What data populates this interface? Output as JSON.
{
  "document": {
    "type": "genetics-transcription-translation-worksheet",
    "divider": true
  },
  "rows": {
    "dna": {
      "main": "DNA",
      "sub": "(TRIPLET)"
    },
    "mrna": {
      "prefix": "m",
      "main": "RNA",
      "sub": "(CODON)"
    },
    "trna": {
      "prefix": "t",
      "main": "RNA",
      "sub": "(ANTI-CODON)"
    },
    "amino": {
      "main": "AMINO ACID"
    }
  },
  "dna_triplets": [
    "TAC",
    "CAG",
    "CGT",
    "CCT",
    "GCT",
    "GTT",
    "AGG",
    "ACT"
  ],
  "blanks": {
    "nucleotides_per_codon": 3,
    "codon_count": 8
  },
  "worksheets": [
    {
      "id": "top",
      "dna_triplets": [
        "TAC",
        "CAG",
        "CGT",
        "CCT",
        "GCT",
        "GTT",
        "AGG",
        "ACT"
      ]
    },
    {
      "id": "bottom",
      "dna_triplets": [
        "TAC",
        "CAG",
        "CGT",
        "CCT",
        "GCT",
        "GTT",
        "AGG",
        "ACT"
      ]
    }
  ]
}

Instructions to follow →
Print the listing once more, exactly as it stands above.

Answer below →
What data populates this interface? Output as JSON.
{
  "document": {
    "type": "genetics-transcription-translation-worksheet",
    "divider": true
  },
  "rows": {
    "dna": {
      "main": "DNA",
      "sub": "(TRIPLET)"
    },
    "mrna": {
      "prefix": "m",
      "main": "RNA",
      "sub": "(CODON)"
    },
    "trna": {
      "prefix": "t",
      "main": "RNA",
      "sub": "(ANTI-CODON)"
    },
    "amino": {
      "main": "AMINO ACID"
    }
  },
  "dna_triplets": [
    "TAC",
    "CAG",
    "CGT",
    "CCT",
    "GCT",
    "GTT",
    "AGG",
    "ACT"
  ],
  "blanks": {
    "nucleotides_per_codon": 3,
    "codon_count": 8
  },
  "worksheets": [
    {
      "id": "top",
      "dna_triplets": [
        "TAC",
        "CAG",
        "CGT",
        "CCT",
        "GCT",
        "GTT",
        "AGG",
        "ACT"
      ]
    },
    {
      "id": "bottom",
      "dna_triplets": [
        "TAC",
        "CAG",
        "CGT",
        "CCT",
        "GCT",
        "GTT",
        "AGG",
        "ACT"
      ]
    }
  ]
}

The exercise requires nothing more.